EXERCISE PROMPT: Whenever a line in the data contains "Shift", show that line.
----------
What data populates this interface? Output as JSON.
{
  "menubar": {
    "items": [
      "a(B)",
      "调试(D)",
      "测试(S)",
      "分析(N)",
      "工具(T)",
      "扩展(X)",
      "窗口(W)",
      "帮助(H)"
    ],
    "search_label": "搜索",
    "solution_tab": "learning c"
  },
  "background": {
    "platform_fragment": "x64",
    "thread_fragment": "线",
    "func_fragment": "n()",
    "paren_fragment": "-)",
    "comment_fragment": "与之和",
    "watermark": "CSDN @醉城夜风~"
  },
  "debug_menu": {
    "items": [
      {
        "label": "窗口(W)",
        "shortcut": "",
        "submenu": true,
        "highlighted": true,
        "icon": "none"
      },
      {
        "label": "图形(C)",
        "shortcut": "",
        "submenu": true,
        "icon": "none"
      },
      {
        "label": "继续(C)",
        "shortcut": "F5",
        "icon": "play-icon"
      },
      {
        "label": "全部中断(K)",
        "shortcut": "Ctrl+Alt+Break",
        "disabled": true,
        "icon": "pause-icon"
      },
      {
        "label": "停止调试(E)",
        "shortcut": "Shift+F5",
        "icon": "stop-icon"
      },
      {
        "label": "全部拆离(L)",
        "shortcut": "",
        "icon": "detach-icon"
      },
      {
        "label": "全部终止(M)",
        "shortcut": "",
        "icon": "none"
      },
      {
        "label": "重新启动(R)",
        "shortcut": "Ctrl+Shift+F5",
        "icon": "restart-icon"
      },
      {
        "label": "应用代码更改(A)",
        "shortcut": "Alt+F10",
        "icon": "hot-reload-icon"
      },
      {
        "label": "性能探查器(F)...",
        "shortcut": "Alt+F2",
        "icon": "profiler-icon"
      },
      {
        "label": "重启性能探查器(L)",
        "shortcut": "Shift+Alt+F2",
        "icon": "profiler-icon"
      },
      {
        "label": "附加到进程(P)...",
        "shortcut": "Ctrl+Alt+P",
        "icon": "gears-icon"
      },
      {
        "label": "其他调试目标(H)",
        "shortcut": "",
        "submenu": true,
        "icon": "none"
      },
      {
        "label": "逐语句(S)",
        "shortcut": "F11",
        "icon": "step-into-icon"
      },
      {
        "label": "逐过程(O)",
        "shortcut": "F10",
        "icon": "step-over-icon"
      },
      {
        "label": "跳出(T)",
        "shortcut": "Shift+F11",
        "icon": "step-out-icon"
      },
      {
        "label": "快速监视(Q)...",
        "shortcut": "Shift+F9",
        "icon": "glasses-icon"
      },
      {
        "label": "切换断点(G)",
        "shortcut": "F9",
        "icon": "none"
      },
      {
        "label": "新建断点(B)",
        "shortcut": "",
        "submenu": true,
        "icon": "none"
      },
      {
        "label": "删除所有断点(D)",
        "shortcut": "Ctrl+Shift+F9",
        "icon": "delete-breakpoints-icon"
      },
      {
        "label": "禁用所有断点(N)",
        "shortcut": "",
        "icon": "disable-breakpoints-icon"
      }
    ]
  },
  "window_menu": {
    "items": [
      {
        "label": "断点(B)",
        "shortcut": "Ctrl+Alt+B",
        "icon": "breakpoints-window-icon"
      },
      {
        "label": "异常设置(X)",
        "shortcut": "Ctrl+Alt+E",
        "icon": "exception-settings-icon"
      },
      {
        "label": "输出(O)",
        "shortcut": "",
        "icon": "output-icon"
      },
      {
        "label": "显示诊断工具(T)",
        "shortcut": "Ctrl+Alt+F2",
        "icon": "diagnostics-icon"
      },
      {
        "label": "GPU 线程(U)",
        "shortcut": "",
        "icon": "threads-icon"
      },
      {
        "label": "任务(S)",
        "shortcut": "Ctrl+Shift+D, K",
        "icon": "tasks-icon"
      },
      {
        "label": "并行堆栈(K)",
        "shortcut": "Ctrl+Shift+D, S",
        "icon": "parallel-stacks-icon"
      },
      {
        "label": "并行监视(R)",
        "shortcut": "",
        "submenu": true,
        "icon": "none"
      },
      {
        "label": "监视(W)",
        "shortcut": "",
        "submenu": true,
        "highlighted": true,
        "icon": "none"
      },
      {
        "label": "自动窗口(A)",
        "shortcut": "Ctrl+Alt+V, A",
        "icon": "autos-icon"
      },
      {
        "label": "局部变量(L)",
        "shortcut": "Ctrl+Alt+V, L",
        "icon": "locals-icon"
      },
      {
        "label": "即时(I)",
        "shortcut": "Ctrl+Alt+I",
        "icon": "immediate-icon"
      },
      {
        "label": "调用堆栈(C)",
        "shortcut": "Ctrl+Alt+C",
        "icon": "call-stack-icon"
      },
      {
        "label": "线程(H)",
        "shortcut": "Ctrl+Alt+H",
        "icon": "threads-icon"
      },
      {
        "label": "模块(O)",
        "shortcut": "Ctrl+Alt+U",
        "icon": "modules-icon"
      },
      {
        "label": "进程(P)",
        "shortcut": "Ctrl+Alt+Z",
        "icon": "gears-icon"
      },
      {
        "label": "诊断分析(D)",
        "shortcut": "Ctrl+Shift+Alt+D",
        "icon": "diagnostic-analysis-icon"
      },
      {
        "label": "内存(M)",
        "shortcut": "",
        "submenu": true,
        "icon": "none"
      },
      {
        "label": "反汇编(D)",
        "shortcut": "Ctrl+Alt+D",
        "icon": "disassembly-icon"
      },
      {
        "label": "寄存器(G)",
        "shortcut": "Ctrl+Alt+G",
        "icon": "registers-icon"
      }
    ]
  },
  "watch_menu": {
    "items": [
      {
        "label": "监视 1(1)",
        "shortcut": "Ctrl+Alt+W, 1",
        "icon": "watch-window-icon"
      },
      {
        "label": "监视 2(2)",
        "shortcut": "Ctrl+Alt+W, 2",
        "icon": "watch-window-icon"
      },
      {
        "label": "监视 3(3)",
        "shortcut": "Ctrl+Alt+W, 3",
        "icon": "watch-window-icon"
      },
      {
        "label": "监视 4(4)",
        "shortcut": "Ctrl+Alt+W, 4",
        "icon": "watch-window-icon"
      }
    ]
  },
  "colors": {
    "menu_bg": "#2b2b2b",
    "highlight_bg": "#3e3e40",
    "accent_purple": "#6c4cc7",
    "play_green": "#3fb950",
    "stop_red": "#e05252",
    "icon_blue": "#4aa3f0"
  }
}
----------
SOLVED PROBLEM:
        "shortcut": "Shift+F5",
        "shortcut": "Ctrl+Shift+F5",
        "shortcut": "Shift+Alt+F2",
        "shortcut": "Shift+F11",
        "shortcut": "Shift+F9",
        "shortcut": "Ctrl+Shift+F9",
        "shortcut": "Ctrl+Shift+D, K",
        "shortcut": "Ctrl+Shift+D, S",
        "shortcut": "Ctrl+Shift+Alt+D",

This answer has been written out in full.